After the initial inventory you have to look into the things that constitute living, rather than simply surviving. You’re like a stranger, dropped into the middle of someone else’s life. How many of the things around you still make sense now that it’s YOU sitting in the middle of all of it? In my own case I’ve found myself looking back into my late teens and early twenties when I started making the decisions which would shape my life. So many choices were made out of a desire to meet certain gender role expectations and to hide my true nature. Now I’m living a life built upon the consequences of those choices. Does it all really fit me any more? Sorting it all out is perplexing and leaves me feeling very much the confused teenager once again. But, in my case, it isn’t wildly wrong. Some minor adjustments here, a few larger ones there, and I think I’ll have a good and fulfilling life. Considering the odds, that makes me feel fortunate. It doesn’t mean I’m there yet.

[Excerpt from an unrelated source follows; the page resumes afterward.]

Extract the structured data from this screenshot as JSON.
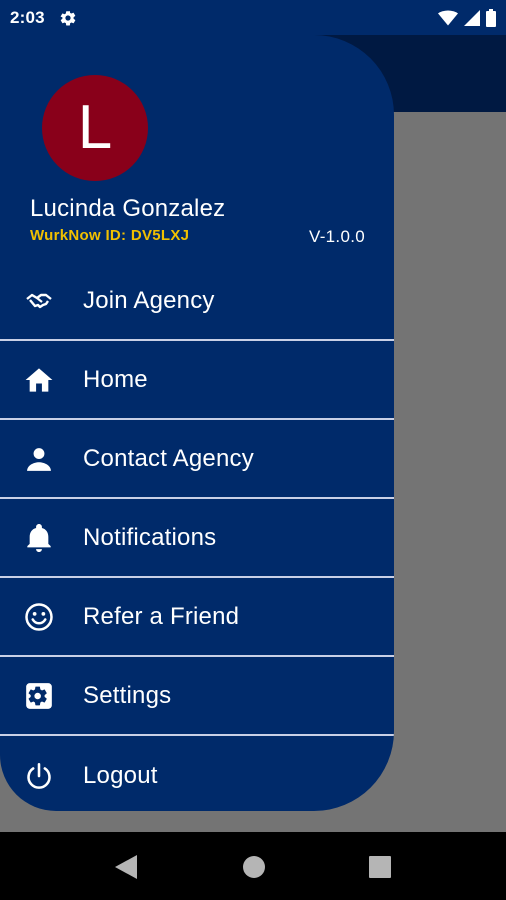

My point is, I’m not measuring my quality of life by conventional standards. I’m counting things others take for granted as huge wins. I’m not doing this because I assume my life must suck. I’m doing it because it’s not realistic at this time to measure myself by non-trans standards of well being. Transition requires a forceful reinvention of an entire life. It’s a gut-wrenching process during which every aspect of your life is continually at risk. If you come out of it alive, that’s a win. That’s not my philosophy, that’s reality.
Right now I’m still in the midst of my reinvention. I still feel like an outsider looking in on a lot of lives that look so close to what my own should look like. It feels more and more natural, but I’d be lying if I said I wasn’t still struggling to emulate the appearance of normalcy. Because my emulation doesn’t entirely suck, things are going better for me than others in my situation. But the emotional part… feeling like I belong… that’s still a ways away. And the distance hurts. Every day.
But hey, I have hope. It doesn’t feel like I’ll never get there. It just feels like it’s going to take years… and this is after spending years to get this far. I heard a fairly well adjusted trans woman say it took her about seven years to feel like she was truly finished with her transition. Even though I’m a ways from there yet, my gut tells me that time period seems about right. I’m pretty sure I’ve got the basic stubbornness to see me through. But I’d hate to imagine someone who went into this for the wrong reasons observing their own state of life about now.
And that’s the deeper context for my transition at this point. I’ve got a lot behind me, but loads still ahead. The day I’m simply comfortable in my skin, and no longer think of myself as a trans-anything but rather just a woman, that’ the day I get to use the same standard of “doing fantastic” as the rest of the world.